*TASK INSTRUCTIONS*: Would you give the number of lines in the entries that contain the word "JSON"? Nothing else is needed.

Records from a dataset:
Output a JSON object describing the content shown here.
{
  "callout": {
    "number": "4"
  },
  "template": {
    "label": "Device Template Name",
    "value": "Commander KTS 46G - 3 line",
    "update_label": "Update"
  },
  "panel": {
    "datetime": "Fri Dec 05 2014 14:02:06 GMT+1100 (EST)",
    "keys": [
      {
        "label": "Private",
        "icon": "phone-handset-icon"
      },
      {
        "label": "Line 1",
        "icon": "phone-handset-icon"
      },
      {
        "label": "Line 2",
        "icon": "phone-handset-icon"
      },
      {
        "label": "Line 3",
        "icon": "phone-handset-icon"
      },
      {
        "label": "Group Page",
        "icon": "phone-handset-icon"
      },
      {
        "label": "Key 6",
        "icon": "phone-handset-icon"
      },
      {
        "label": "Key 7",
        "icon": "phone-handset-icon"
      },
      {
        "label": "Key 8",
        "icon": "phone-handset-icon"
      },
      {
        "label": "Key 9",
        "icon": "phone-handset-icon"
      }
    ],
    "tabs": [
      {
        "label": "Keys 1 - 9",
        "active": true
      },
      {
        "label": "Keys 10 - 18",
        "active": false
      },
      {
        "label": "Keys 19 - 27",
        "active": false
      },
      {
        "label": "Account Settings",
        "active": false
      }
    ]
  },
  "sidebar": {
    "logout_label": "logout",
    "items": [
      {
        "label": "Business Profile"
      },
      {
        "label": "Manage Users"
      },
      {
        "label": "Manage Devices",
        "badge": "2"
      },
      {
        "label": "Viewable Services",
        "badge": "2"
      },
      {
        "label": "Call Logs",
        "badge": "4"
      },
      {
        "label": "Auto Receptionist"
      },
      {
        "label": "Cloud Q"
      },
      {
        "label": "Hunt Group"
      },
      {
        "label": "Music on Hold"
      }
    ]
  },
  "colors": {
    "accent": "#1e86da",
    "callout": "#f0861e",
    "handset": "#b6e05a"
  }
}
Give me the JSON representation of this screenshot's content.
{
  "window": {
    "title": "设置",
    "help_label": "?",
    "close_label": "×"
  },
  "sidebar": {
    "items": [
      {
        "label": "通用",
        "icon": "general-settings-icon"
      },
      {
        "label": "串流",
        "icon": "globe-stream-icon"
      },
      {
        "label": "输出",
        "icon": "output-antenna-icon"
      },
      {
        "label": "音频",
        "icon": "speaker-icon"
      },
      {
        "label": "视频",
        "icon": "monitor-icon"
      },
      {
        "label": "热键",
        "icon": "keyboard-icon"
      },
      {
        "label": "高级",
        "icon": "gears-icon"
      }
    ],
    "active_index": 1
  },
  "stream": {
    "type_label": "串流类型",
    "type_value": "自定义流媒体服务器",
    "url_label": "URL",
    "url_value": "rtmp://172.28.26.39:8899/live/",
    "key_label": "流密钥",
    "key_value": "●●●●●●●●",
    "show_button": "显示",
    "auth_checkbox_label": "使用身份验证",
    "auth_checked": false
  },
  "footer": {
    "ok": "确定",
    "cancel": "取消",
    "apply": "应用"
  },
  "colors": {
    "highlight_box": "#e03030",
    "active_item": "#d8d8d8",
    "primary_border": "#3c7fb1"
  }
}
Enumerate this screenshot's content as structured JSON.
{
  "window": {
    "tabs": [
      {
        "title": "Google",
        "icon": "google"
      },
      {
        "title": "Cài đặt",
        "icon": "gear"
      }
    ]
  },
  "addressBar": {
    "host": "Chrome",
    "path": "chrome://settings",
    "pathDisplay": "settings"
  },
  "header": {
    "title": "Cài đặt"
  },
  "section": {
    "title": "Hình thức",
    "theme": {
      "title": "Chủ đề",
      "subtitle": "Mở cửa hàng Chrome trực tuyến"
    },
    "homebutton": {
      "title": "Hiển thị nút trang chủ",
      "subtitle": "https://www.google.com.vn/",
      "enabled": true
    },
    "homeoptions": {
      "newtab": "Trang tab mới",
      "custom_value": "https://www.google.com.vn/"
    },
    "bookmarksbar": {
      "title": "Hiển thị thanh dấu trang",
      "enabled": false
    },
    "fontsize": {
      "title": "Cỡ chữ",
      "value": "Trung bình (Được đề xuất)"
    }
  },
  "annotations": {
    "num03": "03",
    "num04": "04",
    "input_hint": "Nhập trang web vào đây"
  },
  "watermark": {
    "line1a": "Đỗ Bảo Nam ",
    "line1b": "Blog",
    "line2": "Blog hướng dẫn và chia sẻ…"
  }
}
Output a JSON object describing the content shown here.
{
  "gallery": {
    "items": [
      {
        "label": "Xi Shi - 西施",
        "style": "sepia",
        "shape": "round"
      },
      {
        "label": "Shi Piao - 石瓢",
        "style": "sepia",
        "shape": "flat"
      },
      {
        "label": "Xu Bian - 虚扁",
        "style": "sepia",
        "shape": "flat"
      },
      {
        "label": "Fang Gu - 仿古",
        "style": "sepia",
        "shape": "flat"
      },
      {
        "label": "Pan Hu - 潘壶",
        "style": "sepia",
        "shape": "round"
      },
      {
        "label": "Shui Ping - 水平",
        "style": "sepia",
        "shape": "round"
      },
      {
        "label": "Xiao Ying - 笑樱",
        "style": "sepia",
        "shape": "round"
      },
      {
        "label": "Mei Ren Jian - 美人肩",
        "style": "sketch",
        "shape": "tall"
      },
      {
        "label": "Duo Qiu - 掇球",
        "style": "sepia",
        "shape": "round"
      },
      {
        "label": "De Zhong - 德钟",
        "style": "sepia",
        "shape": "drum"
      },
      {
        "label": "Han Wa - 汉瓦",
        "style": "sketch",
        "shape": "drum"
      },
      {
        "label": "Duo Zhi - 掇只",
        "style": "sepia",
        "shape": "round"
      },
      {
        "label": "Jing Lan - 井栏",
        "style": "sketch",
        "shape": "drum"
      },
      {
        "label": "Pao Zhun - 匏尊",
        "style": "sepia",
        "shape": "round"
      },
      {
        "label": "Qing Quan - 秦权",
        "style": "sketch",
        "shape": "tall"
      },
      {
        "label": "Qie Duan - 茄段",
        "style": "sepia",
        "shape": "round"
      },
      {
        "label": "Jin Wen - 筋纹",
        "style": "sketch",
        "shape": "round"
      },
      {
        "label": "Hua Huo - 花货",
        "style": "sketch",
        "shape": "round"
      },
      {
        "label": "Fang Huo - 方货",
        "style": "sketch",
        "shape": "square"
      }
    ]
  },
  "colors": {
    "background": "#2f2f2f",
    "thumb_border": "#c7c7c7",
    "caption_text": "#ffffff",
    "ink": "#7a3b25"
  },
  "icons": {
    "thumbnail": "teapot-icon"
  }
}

*REPLY*: 4